— DATA SUPPLIED —
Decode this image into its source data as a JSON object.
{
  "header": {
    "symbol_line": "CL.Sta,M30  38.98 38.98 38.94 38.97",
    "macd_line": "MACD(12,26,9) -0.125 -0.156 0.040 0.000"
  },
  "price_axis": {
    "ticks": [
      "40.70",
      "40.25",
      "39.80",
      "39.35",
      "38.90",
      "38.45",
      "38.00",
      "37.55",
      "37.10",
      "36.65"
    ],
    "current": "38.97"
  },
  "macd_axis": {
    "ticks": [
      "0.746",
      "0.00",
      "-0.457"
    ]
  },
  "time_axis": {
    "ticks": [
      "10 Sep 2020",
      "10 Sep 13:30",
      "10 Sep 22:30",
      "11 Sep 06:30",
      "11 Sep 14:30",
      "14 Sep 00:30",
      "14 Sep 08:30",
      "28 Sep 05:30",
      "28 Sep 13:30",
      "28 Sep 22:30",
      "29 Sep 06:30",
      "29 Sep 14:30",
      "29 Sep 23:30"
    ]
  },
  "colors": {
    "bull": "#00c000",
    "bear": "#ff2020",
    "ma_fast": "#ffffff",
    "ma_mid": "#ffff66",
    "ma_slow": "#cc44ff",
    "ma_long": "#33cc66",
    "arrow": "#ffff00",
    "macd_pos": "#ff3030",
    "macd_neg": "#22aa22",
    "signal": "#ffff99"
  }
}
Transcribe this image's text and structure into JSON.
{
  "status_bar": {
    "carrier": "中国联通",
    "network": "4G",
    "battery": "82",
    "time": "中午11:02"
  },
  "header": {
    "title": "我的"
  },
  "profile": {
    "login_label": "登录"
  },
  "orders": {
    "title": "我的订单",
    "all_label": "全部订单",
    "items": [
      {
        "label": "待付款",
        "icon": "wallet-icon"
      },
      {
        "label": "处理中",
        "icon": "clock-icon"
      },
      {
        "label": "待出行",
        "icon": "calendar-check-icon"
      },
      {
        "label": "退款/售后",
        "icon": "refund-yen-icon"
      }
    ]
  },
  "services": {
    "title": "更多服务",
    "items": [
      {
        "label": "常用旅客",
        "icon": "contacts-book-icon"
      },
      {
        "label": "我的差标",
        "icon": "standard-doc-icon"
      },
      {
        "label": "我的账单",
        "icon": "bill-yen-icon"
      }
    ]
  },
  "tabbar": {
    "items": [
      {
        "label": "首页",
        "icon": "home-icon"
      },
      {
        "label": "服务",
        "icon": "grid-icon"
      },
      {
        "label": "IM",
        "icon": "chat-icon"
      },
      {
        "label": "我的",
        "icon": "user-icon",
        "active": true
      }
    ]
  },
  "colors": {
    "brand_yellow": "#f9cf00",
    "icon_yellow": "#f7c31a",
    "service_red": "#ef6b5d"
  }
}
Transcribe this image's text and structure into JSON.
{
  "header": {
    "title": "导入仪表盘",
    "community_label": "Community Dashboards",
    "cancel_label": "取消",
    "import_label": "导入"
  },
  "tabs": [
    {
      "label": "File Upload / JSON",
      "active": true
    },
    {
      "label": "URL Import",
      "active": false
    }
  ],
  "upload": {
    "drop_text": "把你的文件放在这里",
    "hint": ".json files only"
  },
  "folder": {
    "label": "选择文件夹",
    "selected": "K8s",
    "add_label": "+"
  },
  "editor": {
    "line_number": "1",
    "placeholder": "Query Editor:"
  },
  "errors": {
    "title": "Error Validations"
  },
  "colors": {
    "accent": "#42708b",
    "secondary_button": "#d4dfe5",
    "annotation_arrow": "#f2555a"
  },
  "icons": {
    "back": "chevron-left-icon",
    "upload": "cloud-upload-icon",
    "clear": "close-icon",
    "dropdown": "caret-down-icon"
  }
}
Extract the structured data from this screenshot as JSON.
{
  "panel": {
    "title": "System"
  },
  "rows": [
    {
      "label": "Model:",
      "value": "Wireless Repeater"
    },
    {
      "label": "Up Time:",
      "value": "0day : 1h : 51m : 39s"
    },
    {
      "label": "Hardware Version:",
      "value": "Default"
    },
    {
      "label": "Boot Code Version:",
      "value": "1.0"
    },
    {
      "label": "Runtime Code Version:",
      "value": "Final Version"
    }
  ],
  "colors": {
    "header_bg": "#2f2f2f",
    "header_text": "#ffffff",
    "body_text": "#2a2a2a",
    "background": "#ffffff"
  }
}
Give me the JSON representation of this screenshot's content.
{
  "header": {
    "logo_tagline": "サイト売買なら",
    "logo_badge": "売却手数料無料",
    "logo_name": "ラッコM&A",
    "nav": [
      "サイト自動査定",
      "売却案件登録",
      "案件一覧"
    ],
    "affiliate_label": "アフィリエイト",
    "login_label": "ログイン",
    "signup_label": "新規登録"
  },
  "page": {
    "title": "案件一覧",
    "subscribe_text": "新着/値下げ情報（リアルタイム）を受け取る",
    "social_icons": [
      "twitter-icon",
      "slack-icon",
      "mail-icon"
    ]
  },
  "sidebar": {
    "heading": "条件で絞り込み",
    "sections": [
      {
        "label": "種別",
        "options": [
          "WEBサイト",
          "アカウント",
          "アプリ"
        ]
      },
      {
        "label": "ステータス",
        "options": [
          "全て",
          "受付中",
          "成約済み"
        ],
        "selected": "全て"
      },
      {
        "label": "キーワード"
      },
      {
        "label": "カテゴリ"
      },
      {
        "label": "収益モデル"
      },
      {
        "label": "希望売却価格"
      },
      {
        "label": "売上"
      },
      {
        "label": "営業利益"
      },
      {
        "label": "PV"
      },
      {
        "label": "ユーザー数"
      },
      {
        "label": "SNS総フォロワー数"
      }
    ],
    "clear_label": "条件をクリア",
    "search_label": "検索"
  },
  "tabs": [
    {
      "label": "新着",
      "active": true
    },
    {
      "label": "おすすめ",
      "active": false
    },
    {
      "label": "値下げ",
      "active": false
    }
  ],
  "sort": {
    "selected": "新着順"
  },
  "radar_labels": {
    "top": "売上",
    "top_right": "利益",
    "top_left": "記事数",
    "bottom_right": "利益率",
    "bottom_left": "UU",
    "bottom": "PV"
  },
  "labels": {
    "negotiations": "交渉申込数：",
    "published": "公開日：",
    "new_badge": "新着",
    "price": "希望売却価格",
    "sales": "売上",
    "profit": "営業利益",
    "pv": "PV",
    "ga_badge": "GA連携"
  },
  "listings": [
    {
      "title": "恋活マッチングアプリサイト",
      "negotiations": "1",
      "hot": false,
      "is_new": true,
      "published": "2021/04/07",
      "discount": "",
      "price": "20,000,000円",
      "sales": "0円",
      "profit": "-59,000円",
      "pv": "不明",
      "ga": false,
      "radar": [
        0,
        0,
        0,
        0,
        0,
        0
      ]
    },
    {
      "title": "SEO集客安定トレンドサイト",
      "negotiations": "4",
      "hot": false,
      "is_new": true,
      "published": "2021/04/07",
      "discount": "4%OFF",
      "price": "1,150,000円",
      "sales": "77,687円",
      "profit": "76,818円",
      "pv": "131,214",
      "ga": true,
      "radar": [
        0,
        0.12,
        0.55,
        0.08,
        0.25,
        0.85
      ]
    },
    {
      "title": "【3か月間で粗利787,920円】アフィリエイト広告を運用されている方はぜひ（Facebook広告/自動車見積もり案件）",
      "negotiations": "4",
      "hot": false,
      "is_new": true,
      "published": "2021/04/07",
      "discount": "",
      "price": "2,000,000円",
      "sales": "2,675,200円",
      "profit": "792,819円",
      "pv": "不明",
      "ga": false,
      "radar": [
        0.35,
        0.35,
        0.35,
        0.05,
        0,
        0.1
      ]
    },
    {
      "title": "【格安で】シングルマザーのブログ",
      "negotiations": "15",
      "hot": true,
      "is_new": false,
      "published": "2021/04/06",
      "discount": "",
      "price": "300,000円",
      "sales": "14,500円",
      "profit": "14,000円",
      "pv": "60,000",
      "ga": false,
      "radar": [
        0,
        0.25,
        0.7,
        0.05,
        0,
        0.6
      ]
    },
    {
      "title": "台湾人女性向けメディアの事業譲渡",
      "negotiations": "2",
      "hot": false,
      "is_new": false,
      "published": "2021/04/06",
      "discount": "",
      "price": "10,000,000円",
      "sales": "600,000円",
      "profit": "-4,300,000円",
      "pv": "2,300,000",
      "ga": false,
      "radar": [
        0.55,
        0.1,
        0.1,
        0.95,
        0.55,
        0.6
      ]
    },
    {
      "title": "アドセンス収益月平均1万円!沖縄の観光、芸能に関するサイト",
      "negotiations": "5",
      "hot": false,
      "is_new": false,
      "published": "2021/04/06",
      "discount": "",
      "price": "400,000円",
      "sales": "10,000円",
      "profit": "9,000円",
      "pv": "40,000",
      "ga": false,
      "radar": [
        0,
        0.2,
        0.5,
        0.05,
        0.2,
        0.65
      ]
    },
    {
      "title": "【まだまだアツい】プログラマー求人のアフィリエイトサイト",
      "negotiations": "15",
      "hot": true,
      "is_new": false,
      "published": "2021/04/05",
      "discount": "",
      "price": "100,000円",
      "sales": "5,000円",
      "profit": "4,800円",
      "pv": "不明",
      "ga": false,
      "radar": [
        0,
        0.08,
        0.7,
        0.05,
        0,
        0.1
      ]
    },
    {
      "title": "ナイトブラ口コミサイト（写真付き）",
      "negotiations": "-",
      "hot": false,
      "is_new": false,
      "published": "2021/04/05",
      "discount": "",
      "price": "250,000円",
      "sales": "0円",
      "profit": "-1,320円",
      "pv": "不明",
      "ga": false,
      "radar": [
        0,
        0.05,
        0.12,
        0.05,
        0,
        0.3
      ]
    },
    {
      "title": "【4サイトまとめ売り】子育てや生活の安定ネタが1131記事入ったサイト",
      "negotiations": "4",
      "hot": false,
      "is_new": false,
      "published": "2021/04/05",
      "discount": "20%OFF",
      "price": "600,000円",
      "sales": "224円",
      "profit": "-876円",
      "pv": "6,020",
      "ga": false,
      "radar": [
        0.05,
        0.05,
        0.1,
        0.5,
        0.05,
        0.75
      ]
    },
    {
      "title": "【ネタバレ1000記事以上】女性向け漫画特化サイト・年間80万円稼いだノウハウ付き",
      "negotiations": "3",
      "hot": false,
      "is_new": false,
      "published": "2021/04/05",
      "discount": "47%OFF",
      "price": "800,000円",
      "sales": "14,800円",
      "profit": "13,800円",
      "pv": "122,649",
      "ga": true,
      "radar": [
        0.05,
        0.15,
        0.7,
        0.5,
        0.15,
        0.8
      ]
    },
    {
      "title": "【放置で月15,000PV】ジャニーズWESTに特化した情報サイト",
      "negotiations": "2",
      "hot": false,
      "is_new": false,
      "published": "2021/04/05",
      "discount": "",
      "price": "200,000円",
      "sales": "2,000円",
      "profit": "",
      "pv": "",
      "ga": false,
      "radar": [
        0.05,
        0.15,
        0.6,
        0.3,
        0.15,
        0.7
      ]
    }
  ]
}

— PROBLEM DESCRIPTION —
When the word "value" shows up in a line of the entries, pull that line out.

— FINISHED TASK —
      "value": "Wireless Repeater"
      "value": "0day : 1h : 51m : 39s"
      "value": "Default"
      "value": "1.0"
      "value": "Final Version"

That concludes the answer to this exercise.